    Authors: Marina Wolz, Michael Klockmann, Torben Schmitz, Stano Pekár, Dries Bonte and Gabriele Uhl
    Citation: Movement Ecology 2020 8:2
  39. A strong behavioural plasticity is commonly evidenced in the movements of marine megafauna species, and it might be related to an adaptation to local conditions of the habitat. One way to investigate such beha...

    Authors: Philippine Chambault, Mayeul Dalleau, Jean-Benoît Nicet, Pascal Mouquet, Katia Ballorain, Claire Jean, Stéphane Ciccione and Jérôme Bourjea
    Citation: Movement Ecology 2020 8:1
  40. Animals can obtain a higher foraging yield by optimizing energy expenditure or minimizing time costs. In this study, we assessed how individual variation in the relative use of marine and terrestrial foraging ...

    Authors: Alejandro Sotillo, Jan M. Baert, Wendt Müller, Eric W. M. Stienen, Amadeu M. V. M. Soares and Luc Lens
    Citation: Movement Ecology 2019 7:41
  41. Although navigating along a network of routes might constrain animal movement flexibility, it may be an energetically efficient strategy.
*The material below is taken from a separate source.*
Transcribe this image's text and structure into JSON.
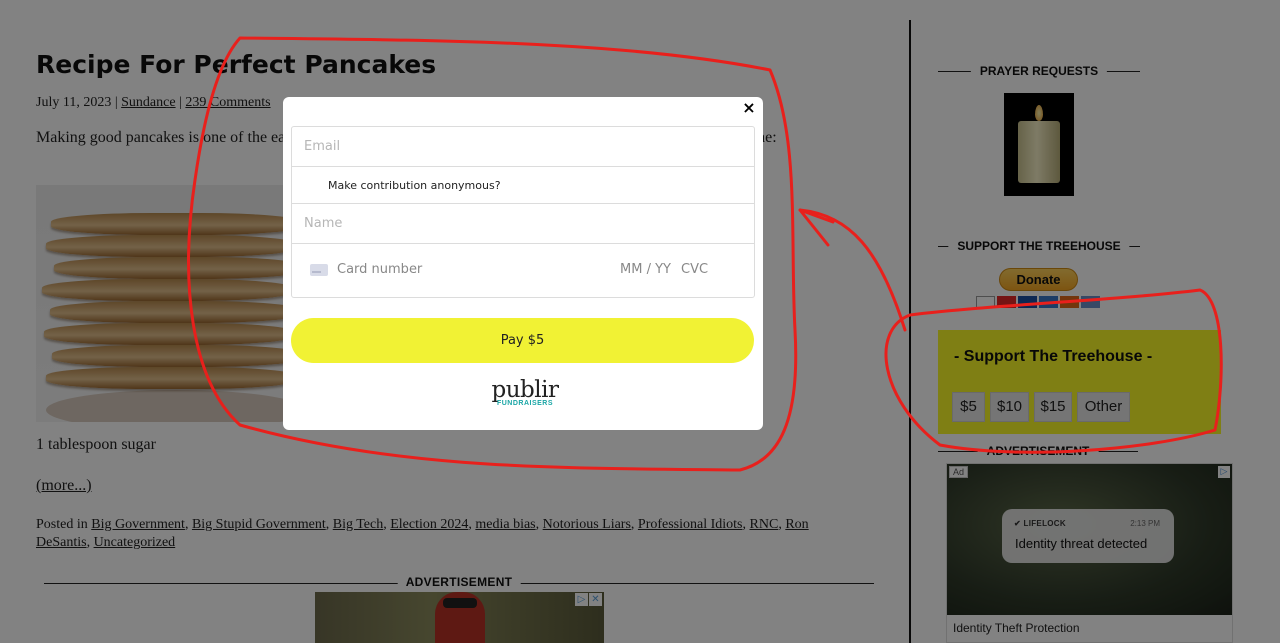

Routinely using the same route allows for visually monitoring of food r...

    Authors: Miguel de Guinea, Alejandro Estrada, K. Anne-Isola Nekaris and Sarie Van Belle
    Citation: Movement Ecology 2019 7:39